His view of events is backed up by regional councillor, former mayor, MP and media personality Michael Laws.
Passing the September, 2018, motion changed the equation, Laws says.
"It essentially said, you can’t ignore the National Policy Statements any more," he says.
"There was a review by the current chief executive that came back and said, well, actually you are right, we are not in tune at all.
"That’s been one of the great problems of the ORC. It has been so Dunedin-based it really hasn’t understood the areas it is meant to be providing the plans for."
The two camps sound like they are reading entirely unrelated maps.
What happens next at the ORC also sounds dramatically different depending on who is talking.
Hobbs is promising to use the extra time afforded by her reduced responsibilities to "build a resistance" to those farming groups and their supporters who she says are trying to delay dealing with water issues.
"I think it’s been a shock to some of the councillors; they didn’t realise how strongly water issues are understood and valued by Dunedin people. I think people in smaller communities are often quite dismissive of cities."
She also plans to mobilise young people to stand for the regional council.
"Young people don’t realise that the Otago Regional Council is the environmental council; that most of the decisions that actually affect them on the ground are made there."
Hobbs has no intention of being cowed.
"Yes, I am stroppy.
"But if they think I have been stroppy ... free of being in the chair I will keep to the standing orders but I will hold things to account."
Other councillors might perceive Hobbs as disloyal to them, but her loyalty lies with water, she says.
"For me, it isn’t about people, it is about the environment."
Martin says the immediate next step for the ORC has to be what it has always been, but has failed to take.
"I’ve been before council a number of times now since 2014 and repeatedly said your community needs a good council and you need to be with your community. It hasn’t happened yet," Martin says.
"It’s damaging to Otago and to the regional council.
"We need enormous haste now."
Deemed permits are just one issue. But they typify the approach needed, he says.
"I think in all the decisions we will see enhancements for aquatic species and a reduction in water availability for irrigators.
"But there are ways of working through these things. And it’s got to work for society at large.
"You have to consider where individuals’ interests might be deprived. It’s very important.
"It’s a journey of cohesion, it’s a journey of information, and it’s not quickly done.

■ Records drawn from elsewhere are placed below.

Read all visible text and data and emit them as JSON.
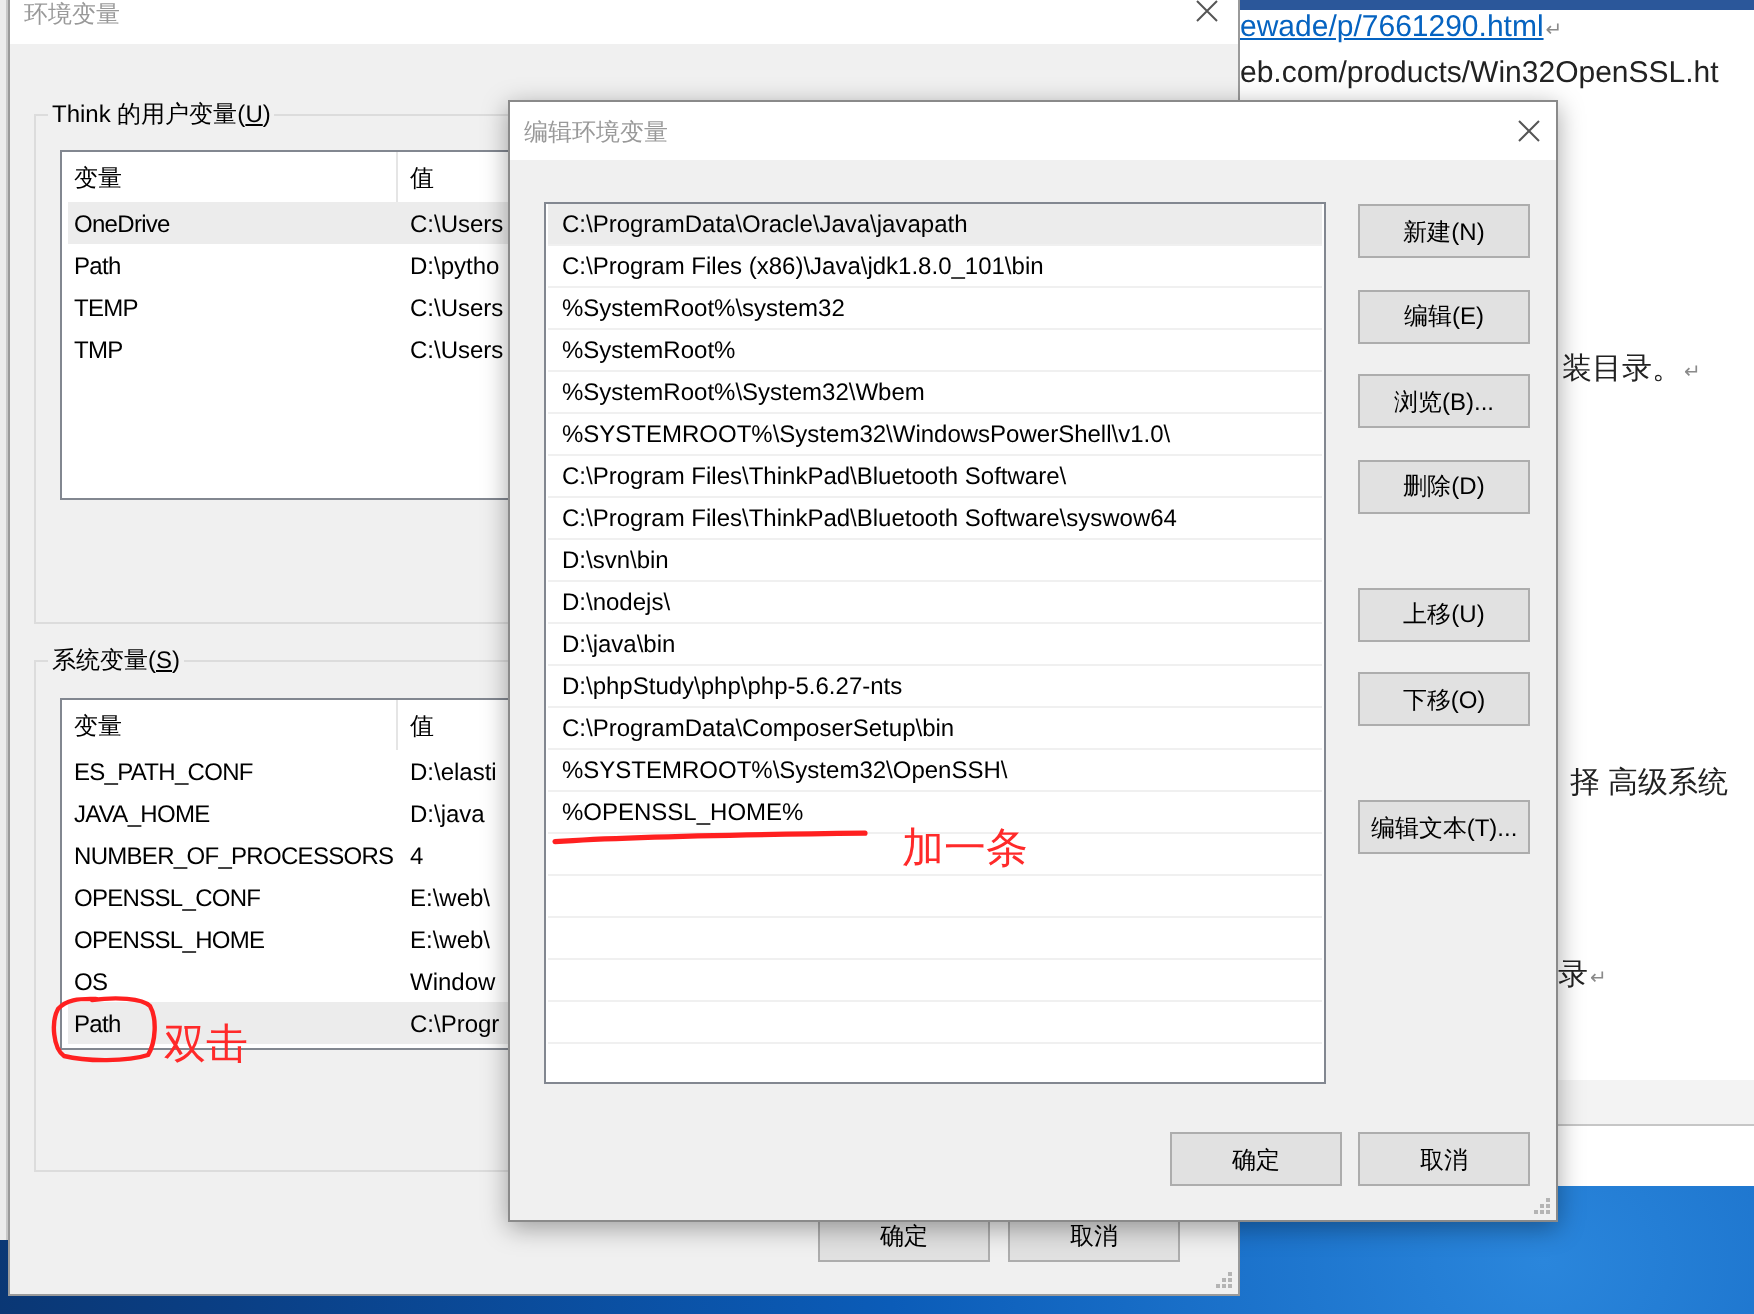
{
  "document": {
    "top_lines": [
      {
        "kind": "link",
        "text": "ewade/p/7661290.html",
        "mark": "↵"
      },
      {
        "kind": "text",
        "text": "eb.com/products/Win32OpenSSL.ht"
      }
    ],
    "side_lines": [
      {
        "text": "装目录。",
        "mark": "↵"
      },
      {
        "text": "择 高级系统"
      },
      {
        "text": "录",
        "mark": "↵"
      }
    ]
  },
  "env_window": {
    "title": "环境变量",
    "user_group": {
      "label": {
        "before": "Think 的用户变量(",
        "key": "U",
        "after": ")"
      },
      "columns": [
        "变量",
        "值"
      ],
      "rows": [
        {
          "name": "OneDrive",
          "value": "C:\\Users",
          "selected": true
        },
        {
          "name": "Path",
          "value": "D:\\pytho",
          "selected": false
        },
        {
          "name": "TEMP",
          "value": "C:\\Users",
          "selected": false
        },
        {
          "name": "TMP",
          "value": "C:\\Users",
          "selected": false
        }
      ]
    },
    "system_group": {
      "label": {
        "before": "系统变量(",
        "key": "S",
        "after": ")"
      },
      "columns": [
        "变量",
        "值"
      ],
      "rows": [
        {
          "name": "ES_PATH_CONF",
          "value": "D:\\elasti",
          "selected": false
        },
        {
          "name": "JAVA_HOME",
          "value": "D:\\java",
          "selected": false
        },
        {
          "name": "NUMBER_OF_PROCESSORS",
          "value": "4",
          "selected": false
        },
        {
          "name": "OPENSSL_CONF",
          "value": "E:\\web\\",
          "selected": false
        },
        {
          "name": "OPENSSL_HOME",
          "value": "E:\\web\\",
          "selected": false
        },
        {
          "name": "OS",
          "value": "Window",
          "selected": false
        },
        {
          "name": "Path",
          "value": "C:\\Progr",
          "selected": true
        }
      ]
    },
    "buttons": [
      "确定",
      "取消"
    ]
  },
  "edit_dialog": {
    "title": "编辑环境变量",
    "entries": [
      {
        "text": "C:\\ProgramData\\Oracle\\Java\\javapath",
        "selected": true
      },
      {
        "text": "C:\\Program Files (x86)\\Java\\jdk1.8.0_101\\bin",
        "selected": false
      },
      {
        "text": "%SystemRoot%\\system32",
        "selected": false
      },
      {
        "text": "%SystemRoot%",
        "selected": false
      },
      {
        "text": "%SystemRoot%\\System32\\Wbem",
        "selected": false
      },
      {
        "text": "%SYSTEMROOT%\\System32\\WindowsPowerShell\\v1.0\\",
        "selected": false
      },
      {
        "text": "C:\\Program Files\\ThinkPad\\Bluetooth Software\\",
        "selected": false
      },
      {
        "text": "C:\\Program Files\\ThinkPad\\Bluetooth Software\\syswow64",
        "selected": false
      },
      {
        "text": "D:\\svn\\bin",
        "selected": false
      },
      {
        "text": "D:\\nodejs\\",
        "selected": false
      },
      {
        "text": "D:\\java\\bin",
        "selected": false
      },
      {
        "text": "D:\\phpStudy\\php\\php-5.6.27-nts",
        "selected": false
      },
      {
        "text": "C:\\ProgramData\\ComposerSetup\\bin",
        "selected": false
      },
      {
        "text": "%SYSTEMROOT%\\System32\\OpenSSH\\",
        "selected": false
      },
      {
        "text": "%OPENSSL_HOME%",
        "selected": false
      }
    ],
    "side_buttons": [
      [
        "新建(N)",
        "编辑(E)",
        "浏览(B)...",
        "删除(D)"
      ],
      [
        "上移(U)",
        "下移(O)"
      ],
      [
        "编辑文本(T)..."
      ]
    ],
    "buttons": [
      "确定",
      "取消"
    ]
  },
  "annotations": [
    {
      "kind": "underline"
    },
    {
      "kind": "label",
      "text": "加一条"
    },
    {
      "kind": "circle"
    },
    {
      "kind": "label",
      "text": "双击"
    }
  ]
}
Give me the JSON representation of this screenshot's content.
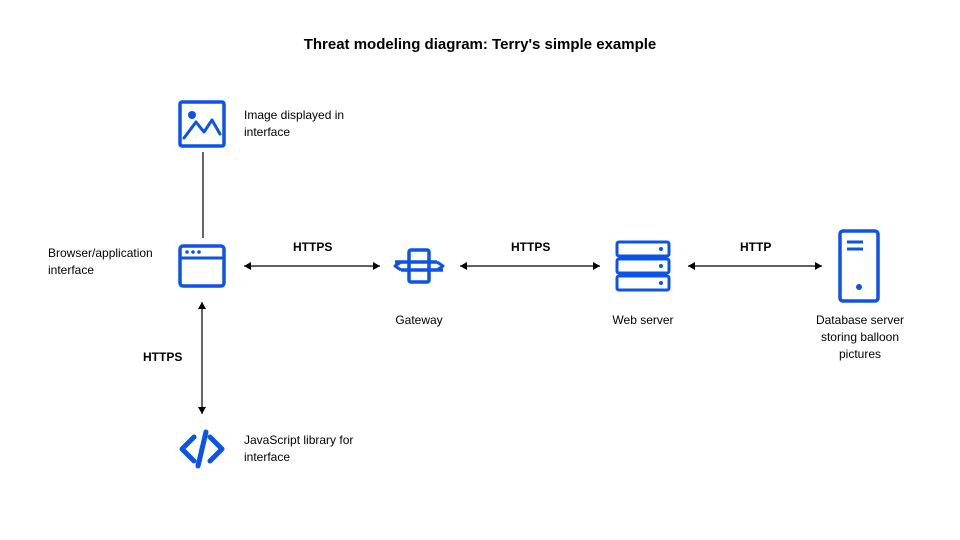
{
  "title": "Threat modeling diagram: Terry's simple example",
  "nodes": {
    "image": {
      "label": "Image displayed in interface"
    },
    "browser": {
      "label": "Browser/application interface"
    },
    "jslib": {
      "label": "JavaScript library for interface"
    },
    "gateway": {
      "label": "Gateway"
    },
    "webserver": {
      "label": "Web server"
    },
    "database": {
      "label": "Database server storing balloon pictures"
    }
  },
  "edges": {
    "browser_gateway": "HTTPS",
    "gateway_webserver": "HTTPS",
    "webserver_database": "HTTP",
    "browser_jslib": "HTTPS"
  },
  "colors": {
    "accent": "#0C53E8"
  }
}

But the ORC has yet to lead one successfully."
Surprisingly, the divergent narratives meet again at the end — with the prospect of the Otago Regional Council’s elected councillors being dumped and a government-appointed commissioner installed to sort the mess.
Parker told The Weekend Mix a commissioner is not being considered.
Long term issues should be addressed by recommendations in the Skelton report, the Minister says.
"In regard to current issues on the council, the internal council business is a matter for the council," Parker added.
Nick Smith was Environment Minister when Environment Canterbury (Ecan) councillors were sacked and commissioners installed in 2010.
Smith did a second stint as Environment Minister from 2014 to 2017.
He told The Weekend Mix his perception of the ORC during that period was that it was "a strong performer, relative to others".
The grounds for replacing an elected council with commissioners would be "systematic and chronic non-performance", Smith says.
If Noone, as the new chairman, agrees to significantly slow progress on water issues, a commissioner is likely to be the result, Hobbs predicts.
Dysfunction and more delays would be sufficient grounds, she believes.
"I can’t speak for David, the current Minister. I’m only talking from my experience as a Minister."
Martin, in his experience, thinks the threshold has already been crossed.
"And if not, it is perilously close," he says. "But we have to remember, commissioners can only be good commissioners if they have a good knowledge of the region and have a capable executive and staff who know the region and know the law as well.
"So, more than just commissioners are needed if you go that route."